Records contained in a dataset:
------------------------------------
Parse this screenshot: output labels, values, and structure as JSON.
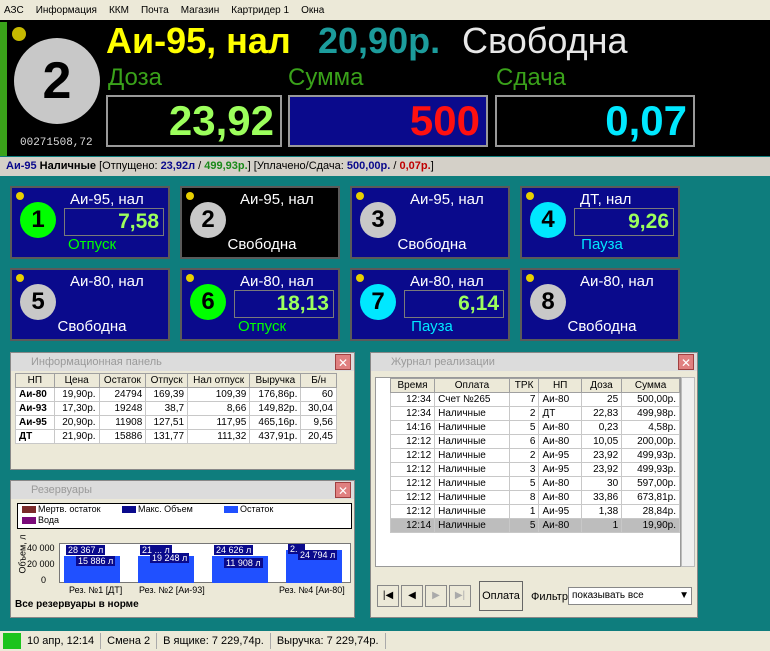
{
  "menu": [
    "АЗС",
    "Информация",
    "ККМ",
    "Почта",
    "Магазин",
    "Картридер 1",
    "Окна"
  ],
  "main": {
    "pump_number": "2",
    "counter": "00271508,72",
    "fuel_label": "Аи-95, нал",
    "price": "20,90р.",
    "status": "Свободна",
    "dose_label": "Доза",
    "sum_label": "Сумма",
    "change_label": "Сдача",
    "dose_value": "23,92",
    "sum_value": "500",
    "change_value": "0,07"
  },
  "infoline": {
    "fuel": "Аи-95",
    "pay": "Наличные",
    "released_prefix": "[Отпущено:",
    "released": "23,92л",
    "released_sum": "499,93р.",
    "paid_prefix": "[Уплачено/Сдача:",
    "paid": "500,00р.",
    "change": "0,07р."
  },
  "pumps": [
    {
      "num": "1",
      "fuel": "Аи-95, нал",
      "value": "7,58",
      "status": "Отпуск",
      "color": "#00ff00",
      "status_color": "#00ff00"
    },
    {
      "num": "2",
      "fuel": "Аи-95, нал",
      "value": "",
      "status": "Свободна",
      "color": "#c8c8c8",
      "status_color": "#ffffff"
    },
    {
      "num": "3",
      "fuel": "Аи-95, нал",
      "value": "",
      "status": "Свободна",
      "color": "#c8c8c8",
      "status_color": "#ffffff"
    },
    {
      "num": "4",
      "fuel": "ДТ, нал",
      "value": "9,26",
      "status": "Пауза",
      "color": "#00e8ff",
      "status_color": "#00e8ff"
    },
    {
      "num": "5",
      "fuel": "Аи-80, нал",
      "value": "",
      "status": "Свободна",
      "color": "#c8c8c8",
      "status_color": "#ffffff"
    },
    {
      "num": "6",
      "fuel": "Аи-80, нал",
      "value": "18,13",
      "status": "Отпуск",
      "color": "#00ff00",
      "status_color": "#00ff00"
    },
    {
      "num": "7",
      "fuel": "Аи-80, нал",
      "value": "6,14",
      "status": "Пауза",
      "color": "#00e8ff",
      "status_color": "#00e8ff"
    },
    {
      "num": "8",
      "fuel": "Аи-80, нал",
      "value": "",
      "status": "Свободна",
      "color": "#c8c8c8",
      "status_color": "#ffffff"
    }
  ],
  "info_panel": {
    "title": "Информационная панель",
    "headers": [
      "НП",
      "Цена",
      "Остаток",
      "Отпуск",
      "Нал отпуск",
      "Выручка",
      "Б/н"
    ],
    "rows": [
      [
        "Аи-80",
        "19,90р.",
        "24794",
        "169,39",
        "109,39",
        "176,86р.",
        "60"
      ],
      [
        "Аи-93",
        "17,30р.",
        "19248",
        "38,7",
        "8,66",
        "149,82р.",
        "30,04"
      ],
      [
        "Аи-95",
        "20,90р.",
        "11908",
        "127,51",
        "117,95",
        "465,16р.",
        "9,56"
      ],
      [
        "ДТ",
        "21,90р.",
        "15886",
        "131,77",
        "111,32",
        "437,91р.",
        "20,45"
      ]
    ]
  },
  "reservoirs": {
    "title": "Резервуары",
    "legend": [
      "Мертв. остаток",
      "Макс. Объем",
      "Остаток",
      "Вода"
    ],
    "ylabel": "Объем, л",
    "yticks": [
      "40 000",
      "20 000",
      "0"
    ],
    "bars": [
      {
        "max": "28 367 л",
        "rest": "15 886 л"
      },
      {
        "max": "21 ... л",
        "rest": "19 248 л"
      },
      {
        "max": "24 626 л",
        "rest": "11 908 л"
      },
      {
        "max": "2...",
        "rest": "24 794 л"
      }
    ],
    "xlabels": [
      "Рез. №1 [ДТ]",
      "Рез. №2 [Аи-93]",
      "Рез. №4 [Аи-80]"
    ],
    "footer": "Все резервуары в норме"
  },
  "journal": {
    "title": "Журнал реализации",
    "headers": [
      "Время",
      "Оплата",
      "ТРК",
      "НП",
      "Доза",
      "Сумма"
    ],
    "rows": [
      [
        "12:34",
        "Счет №265",
        "7",
        "Аи-80",
        "25",
        "500,00р."
      ],
      [
        "12:34",
        "Наличные",
        "2",
        "ДТ",
        "22,83",
        "499,98р."
      ],
      [
        "14:16",
        "Наличные",
        "5",
        "Аи-80",
        "0,23",
        "4,58р."
      ],
      [
        "12:12",
        "Наличные",
        "6",
        "Аи-80",
        "10,05",
        "200,00р."
      ],
      [
        "12:12",
        "Наличные",
        "2",
        "Аи-95",
        "23,92",
        "499,93р."
      ],
      [
        "12:12",
        "Наличные",
        "3",
        "Аи-95",
        "23,92",
        "499,93р."
      ],
      [
        "12:12",
        "Наличные",
        "5",
        "Аи-80",
        "30",
        "597,00р."
      ],
      [
        "12:12",
        "Наличные",
        "8",
        "Аи-80",
        "33,86",
        "673,81р."
      ],
      [
        "12:12",
        "Наличные",
        "1",
        "Аи-95",
        "1,38",
        "28,84р."
      ],
      [
        "12:14",
        "Наличные",
        "5",
        "Аи-80",
        "1",
        "19,90р."
      ]
    ],
    "pay_button": "Оплата",
    "filter_label": "Фильтр:",
    "filter_value": "показывать все"
  },
  "statusbar": {
    "datetime": "10 апр, 12:14",
    "shift": "Смена 2",
    "drawer": "В ящике: 7 229,74р.",
    "revenue": "Выручка: 7 229,74р."
  }
}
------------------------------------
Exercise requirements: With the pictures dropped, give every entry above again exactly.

Output for this task:
Parse this screenshot: output labels, values, and structure as JSON.
{
  "menu": [
    "АЗС",
    "Информация",
    "ККМ",
    "Почта",
    "Магазин",
    "Картридер 1",
    "Окна"
  ],
  "main": {
    "pump_number": "2",
    "counter": "00271508,72",
    "fuel_label": "Аи-95, нал",
    "price": "20,90р.",
    "status": "Свободна",
    "dose_label": "Доза",
    "sum_label": "Сумма",
    "change_label": "Сдача",
    "dose_value": "23,92",
    "sum_value": "500",
    "change_value": "0,07"
  },
  "infoline": {
    "fuel": "Аи-95",
    "pay": "Наличные",
    "released_prefix": "[Отпущено:",
    "released": "23,92л",
    "released_sum": "499,93р.",
    "paid_prefix": "[Уплачено/Сдача:",
    "paid": "500,00р.",
    "change": "0,07р."
  },
  "pumps": [
    {
      "num": "1",
      "fuel": "Аи-95, нал",
      "value": "7,58",
      "status": "Отпуск",
      "color": "#00ff00",
      "status_color": "#00ff00"
    },
    {
      "num": "2",
      "fuel": "Аи-95, нал",
      "value": "",
      "status": "Свободна",
      "color": "#c8c8c8",
      "status_color": "#ffffff"
    },
    {
      "num": "3",
      "fuel": "Аи-95, нал",
      "value": "",
      "status": "Свободна",
      "color": "#c8c8c8",
      "status_color": "#ffffff"
    },
    {
      "num": "4",
      "fuel": "ДТ, нал",
      "value": "9,26",
      "status": "Пауза",
      "color": "#00e8ff",
      "status_color": "#00e8ff"
    },
    {
      "num": "5",
      "fuel": "Аи-80, нал",
      "value": "",
      "status": "Свободна",
      "color": "#c8c8c8",
      "status_color": "#ffffff"
    },
    {
      "num": "6",
      "fuel": "Аи-80, нал",
      "value": "18,13",
      "status": "Отпуск",
      "color": "#00ff00",
      "status_color": "#00ff00"
    },
    {
      "num": "7",
      "fuel": "Аи-80, нал",
      "value": "6,14",
      "status": "Пауза",
      "color": "#00e8ff",
      "status_color": "#00e8ff"
    },
    {
      "num": "8",
      "fuel": "Аи-80, нал",
      "value": "",
      "status": "Свободна",
      "color": "#c8c8c8",
      "status_color": "#ffffff"
    }
  ],
  "info_panel": {
    "title": "Информационная панель",
    "headers": [
      "НП",
      "Цена",
      "Остаток",
      "Отпуск",
      "Нал отпуск",
      "Выручка",
      "Б/н"
    ],
    "rows": [
      [
        "Аи-80",
        "19,90р.",
        "24794",
        "169,39",
        "109,39",
        "176,86р.",
        "60"
      ],
      [
        "Аи-93",
        "17,30р.",
        "19248",
        "38,7",
        "8,66",
        "149,82р.",
        "30,04"
      ],
      [
        "Аи-95",
        "20,90р.",
        "11908",
        "127,51",
        "117,95",
        "465,16р.",
        "9,56"
      ],
      [
        "ДТ",
        "21,90р.",
        "15886",
        "131,77",
        "111,32",
        "437,91р.",
        "20,45"
      ]
    ]
  },
  "reservoirs": {
    "title": "Резервуары",
    "legend": [
      "Мертв. остаток",
      "Макс. Объем",
      "Остаток",
      "Вода"
    ],
    "ylabel": "Объем, л",
    "yticks": [
      "40 000",
      "20 000",
      "0"
    ],
    "bars": [
      {
        "max": "28 367 л",
        "rest": "15 886 л"
      },
      {
        "max": "21 ... л",
        "rest": "19 248 л"
      },
      {
        "max": "24 626 л",
        "rest": "11 908 л"
      },
      {
        "max": "2...",
        "rest": "24 794 л"
      }
    ],
    "xlabels": [
      "Рез. №1 [ДТ]",
      "Рез. №2 [Аи-93]",
      "Рез. №4 [Аи-80]"
    ],
    "footer": "Все резервуары в норме"
  },
  "journal": {
    "title": "Журнал реализации",
    "headers": [
      "Время",
      "Оплата",
      "ТРК",
      "НП",
      "Доза",
      "Сумма"
    ],
    "rows": [
      [
        "12:34",
        "Счет №265",
        "7",
        "Аи-80",
        "25",
        "500,00р."
      ],
      [
        "12:34",
        "Наличные",
        "2",
        "ДТ",
        "22,83",
        "499,98р."
      ],
      [
        "14:16",
        "Наличные",
        "5",
        "Аи-80",
        "0,23",
        "4,58р."
      ],
      [
        "12:12",
        "Наличные",
        "6",
        "Аи-80",
        "10,05",
        "200,00р."
      ],
      [
        "12:12",
        "Наличные",
        "2",
        "Аи-95",
        "23,92",
        "499,93р."
      ],
      [
        "12:12",
        "Наличные",
        "3",
        "Аи-95",
        "23,92",
        "499,93р."
      ],
      [
        "12:12",
        "Наличные",
        "5",
        "Аи-80",
        "30",
        "597,00р."
      ],
      [
        "12:12",
        "Наличные",
        "8",
        "Аи-80",
        "33,86",
        "673,81р."
      ],
      [
        "12:12",
        "Наличные",
        "1",
        "Аи-95",
        "1,38",
        "28,84р."
      ],
      [
        "12:14",
        "Наличные",
        "5",
        "Аи-80",
        "1",
        "19,90р."
      ]
    ],
    "pay_button": "Оплата",
    "filter_label": "Фильтр:",
    "filter_value": "показывать все"
  },
  "statusbar": {
    "datetime": "10 апр, 12:14",
    "shift": "Смена 2",
    "drawer": "В ящике: 7 229,74р.",
    "revenue": "Выручка: 7 229,74р."
  }
}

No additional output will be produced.